■ **Task to complete**:
Where a picture appears in the data below, exclude it; restate everything else word for word.

■ **Data for review**:
━━━

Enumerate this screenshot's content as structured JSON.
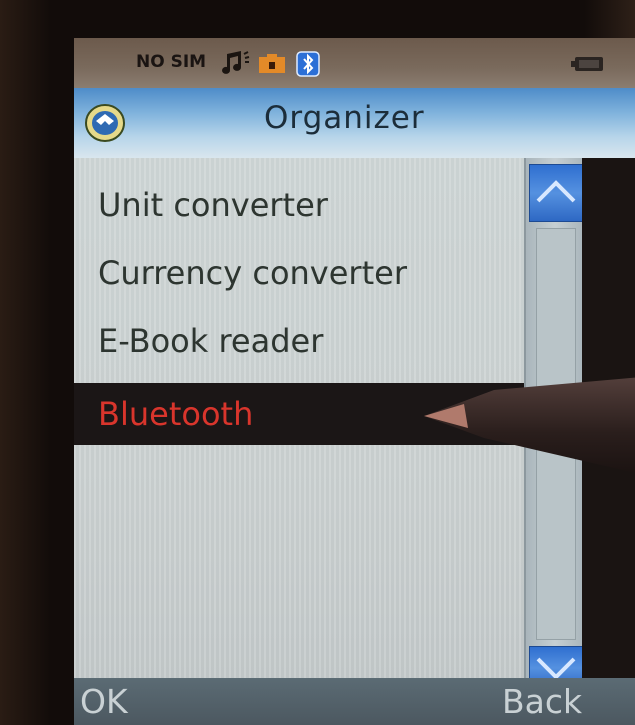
{
  "status_bar": {
    "carrier_text": "NO SIM",
    "icons": [
      "music-note-icon",
      "memory-card-icon",
      "bluetooth-icon",
      "battery-icon"
    ]
  },
  "title_bar": {
    "title": "Organizer",
    "app_icon": "organizer-globe-icon"
  },
  "menu": {
    "items": [
      {
        "label": "Unit converter",
        "selected": false
      },
      {
        "label": "Currency converter",
        "selected": false
      },
      {
        "label": "E-Book reader",
        "selected": false
      },
      {
        "label": "Bluetooth",
        "selected": true
      }
    ]
  },
  "scrollbar": {
    "up_icon": "chevron-up-icon",
    "down_icon": "chevron-down-icon"
  },
  "softkeys": {
    "left": "OK",
    "right": "Back"
  },
  "colors": {
    "title_gradient_top": "#4e8cc9",
    "selection_bg": "#1b1616",
    "selection_text": "#d9352c",
    "scroll_button": "#2f6fd0"
  }
}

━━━

■ **Written response**:
Enumerate this screenshot's content as structured JSON.
{
  "status_bar": {
    "carrier_text": "NO SIM",
    "icons": [
      "music-note-icon",
      "memory-card-icon",
      "bluetooth-icon",
      "battery-icon"
    ]
  },
  "title_bar": {
    "title": "Organizer",
    "app_icon": "organizer-globe-icon"
  },
  "menu": {
    "items": [
      {
        "label": "Unit converter",
        "selected": false
      },
      {
        "label": "Currency converter",
        "selected": false
      },
      {
        "label": "E-Book reader",
        "selected": false
      },
      {
        "label": "Bluetooth",
        "selected": true
      }
    ]
  },
  "scrollbar": {
    "up_icon": "chevron-up-icon",
    "down_icon": "chevron-down-icon"
  },
  "softkeys": {
    "left": "OK",
    "right": "Back"
  },
  "colors": {
    "title_gradient_top": "#4e8cc9",
    "selection_bg": "#1b1616",
    "selection_text": "#d9352c",
    "scroll_button": "#2f6fd0"
  }
}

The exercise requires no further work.